Just what does & suggest by opportunity? I am aware that & means ‘and’, but amp has wondering.
Where 3 5 & provides 1
The bits in each position in the 1st quantity (chr) must match bits in each place within the 2nd quantity. Right right Here just the people in red.
One other place either have actually 0 and 0 equals 0 or 1 and 0 equals 0. However the final place has 1 and 1 equals 1.
Do you need more explanation – or could you simply instead skip it.
Do you come across this in another of ACES guages and wanted to discover how it worked?
Think about it you have to have counted in binary as a youngster
Zero one ten eleven a hundred a hundred and something a hundred and ten a hundred and eleven.
I want to explain or even to you.
No No make him stop. We’ll talk, We’ll talk
Ron – i might have understood just just what the AND operator intended – a time that is long – in university.
Therefore utilizing your instance, 3,5 OR gives me “6”?
Hey dudes, So what does & suggest by opportunity? I understand that & means ‘and’, but amp has wondering. Many thanks,
While Ron is “technically proper, ” i am let’s assume that you just desired to understand the following:
& is simply the “full means” of composing the “&” expression.
. Exactly like >: may be the “full means” of composing “”.
(Hint: the sign is named an “ampersand” or “amp” for short! )
In FS XML syntax, it really is utilized similar to this:
&& is the identical as && is equivalent to and
I recently explained this in another post about a week ago.
You did XOR – exclusive OR
The bits are compared by you vertically – within my examples
The picture is got by you.
A 1 OR 0 is 1 A 0 OR 1 is 1 A 1 OR 1 is 1 A 0 OR 0 is 0
A 1 OR 0 is 1 A 0 OR 1 is 1 A 1 OR 1 is 0
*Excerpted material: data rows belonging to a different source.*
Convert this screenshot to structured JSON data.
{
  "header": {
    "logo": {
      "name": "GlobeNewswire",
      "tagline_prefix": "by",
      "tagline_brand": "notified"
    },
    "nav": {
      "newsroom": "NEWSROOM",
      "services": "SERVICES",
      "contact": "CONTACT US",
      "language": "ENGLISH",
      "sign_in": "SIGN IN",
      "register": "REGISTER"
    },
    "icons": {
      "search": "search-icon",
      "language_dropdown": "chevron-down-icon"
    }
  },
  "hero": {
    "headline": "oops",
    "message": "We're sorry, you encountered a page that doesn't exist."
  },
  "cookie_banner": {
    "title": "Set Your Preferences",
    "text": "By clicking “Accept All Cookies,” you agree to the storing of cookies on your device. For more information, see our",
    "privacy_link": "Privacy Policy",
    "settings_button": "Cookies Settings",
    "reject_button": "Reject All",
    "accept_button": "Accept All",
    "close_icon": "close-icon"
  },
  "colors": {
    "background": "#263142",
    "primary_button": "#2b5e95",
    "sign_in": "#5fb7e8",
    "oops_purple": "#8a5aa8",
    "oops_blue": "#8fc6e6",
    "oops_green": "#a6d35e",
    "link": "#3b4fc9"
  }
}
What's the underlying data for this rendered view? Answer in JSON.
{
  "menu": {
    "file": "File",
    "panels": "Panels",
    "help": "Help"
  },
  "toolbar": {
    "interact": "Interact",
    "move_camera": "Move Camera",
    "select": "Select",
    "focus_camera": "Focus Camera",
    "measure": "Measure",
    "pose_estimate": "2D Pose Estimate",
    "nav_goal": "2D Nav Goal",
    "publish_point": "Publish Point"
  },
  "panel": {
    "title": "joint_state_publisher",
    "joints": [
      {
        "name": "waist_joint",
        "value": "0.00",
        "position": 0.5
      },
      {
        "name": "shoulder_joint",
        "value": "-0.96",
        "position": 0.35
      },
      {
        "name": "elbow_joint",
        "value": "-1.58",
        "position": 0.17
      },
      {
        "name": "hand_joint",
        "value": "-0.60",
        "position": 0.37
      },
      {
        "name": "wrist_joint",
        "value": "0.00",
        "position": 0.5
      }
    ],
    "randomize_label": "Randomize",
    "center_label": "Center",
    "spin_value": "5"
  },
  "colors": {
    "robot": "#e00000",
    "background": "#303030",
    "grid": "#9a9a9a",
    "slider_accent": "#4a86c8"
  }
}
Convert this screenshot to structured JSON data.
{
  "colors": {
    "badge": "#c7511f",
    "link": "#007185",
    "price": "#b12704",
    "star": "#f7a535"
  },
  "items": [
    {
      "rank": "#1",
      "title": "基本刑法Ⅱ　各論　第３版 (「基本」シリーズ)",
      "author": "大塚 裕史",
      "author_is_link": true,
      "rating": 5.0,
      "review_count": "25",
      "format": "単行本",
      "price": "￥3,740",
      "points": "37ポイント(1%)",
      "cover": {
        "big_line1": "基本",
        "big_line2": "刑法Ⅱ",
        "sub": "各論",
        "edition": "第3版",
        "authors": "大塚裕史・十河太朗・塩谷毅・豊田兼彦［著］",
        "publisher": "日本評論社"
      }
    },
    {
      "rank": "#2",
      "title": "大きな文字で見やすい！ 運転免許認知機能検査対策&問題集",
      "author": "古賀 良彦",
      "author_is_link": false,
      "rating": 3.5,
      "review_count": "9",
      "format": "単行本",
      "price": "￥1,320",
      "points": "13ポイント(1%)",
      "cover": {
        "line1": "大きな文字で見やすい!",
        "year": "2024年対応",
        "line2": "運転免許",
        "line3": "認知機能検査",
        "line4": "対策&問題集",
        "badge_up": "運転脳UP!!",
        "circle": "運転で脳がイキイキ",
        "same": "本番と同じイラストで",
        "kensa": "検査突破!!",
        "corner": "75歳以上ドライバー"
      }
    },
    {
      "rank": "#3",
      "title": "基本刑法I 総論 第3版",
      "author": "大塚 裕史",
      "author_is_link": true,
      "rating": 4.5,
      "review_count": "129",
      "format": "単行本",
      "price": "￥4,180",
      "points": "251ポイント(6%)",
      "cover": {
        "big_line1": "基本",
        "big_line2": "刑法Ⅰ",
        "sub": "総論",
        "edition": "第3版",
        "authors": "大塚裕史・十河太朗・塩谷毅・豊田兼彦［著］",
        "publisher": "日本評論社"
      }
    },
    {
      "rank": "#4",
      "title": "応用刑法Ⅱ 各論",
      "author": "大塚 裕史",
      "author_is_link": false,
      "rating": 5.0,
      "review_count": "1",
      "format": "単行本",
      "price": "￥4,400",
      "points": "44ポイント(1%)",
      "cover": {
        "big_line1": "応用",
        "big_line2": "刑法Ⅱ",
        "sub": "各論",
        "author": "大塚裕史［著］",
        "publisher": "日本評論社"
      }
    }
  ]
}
+ (binary operator): adds the final two stack entries – (binary operator): subtracts the very last two stack entries * (binary operator): multiplies the very last two stack entries / (binary operator): divides the past two stack entries percent (binary operator): rest divides the very last two stack entries /-/ (unary operator): reverses indication of last stack entry — (unary operator): decrements last stack entry ++ (unary operator): increments stack entry that is last